**What is required:**
From the listing below, return every line with the string "note" in it.

**Source data:**
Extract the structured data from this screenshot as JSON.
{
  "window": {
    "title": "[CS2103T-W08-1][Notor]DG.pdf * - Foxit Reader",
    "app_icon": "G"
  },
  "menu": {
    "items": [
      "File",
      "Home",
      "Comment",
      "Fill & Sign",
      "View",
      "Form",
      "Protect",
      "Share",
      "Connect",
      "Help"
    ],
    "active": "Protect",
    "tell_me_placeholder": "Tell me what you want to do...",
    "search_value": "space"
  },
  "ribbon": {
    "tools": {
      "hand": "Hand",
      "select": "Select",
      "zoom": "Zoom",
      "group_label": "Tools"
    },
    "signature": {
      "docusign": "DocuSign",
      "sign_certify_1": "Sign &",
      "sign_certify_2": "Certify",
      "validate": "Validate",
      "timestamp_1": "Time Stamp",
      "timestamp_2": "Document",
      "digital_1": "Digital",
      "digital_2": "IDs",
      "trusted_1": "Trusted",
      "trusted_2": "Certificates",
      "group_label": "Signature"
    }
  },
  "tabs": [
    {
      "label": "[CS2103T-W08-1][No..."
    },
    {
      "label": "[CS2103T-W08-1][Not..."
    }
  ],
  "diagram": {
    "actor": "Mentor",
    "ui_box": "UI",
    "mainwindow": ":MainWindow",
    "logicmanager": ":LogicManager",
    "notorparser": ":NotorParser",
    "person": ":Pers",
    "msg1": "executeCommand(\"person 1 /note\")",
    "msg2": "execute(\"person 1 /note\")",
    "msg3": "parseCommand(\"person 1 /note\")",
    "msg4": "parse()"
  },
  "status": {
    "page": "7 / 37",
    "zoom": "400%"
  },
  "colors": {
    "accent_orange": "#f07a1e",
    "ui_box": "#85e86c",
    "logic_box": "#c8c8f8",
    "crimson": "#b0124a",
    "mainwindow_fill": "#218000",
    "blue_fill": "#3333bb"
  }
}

**Task response:**
    "msg1": "executeCommand(\"person 1 /note\")",
    "msg2": "execute(\"person 1 /note\")",
    "msg3": "parseCommand(\"person 1 /note\")",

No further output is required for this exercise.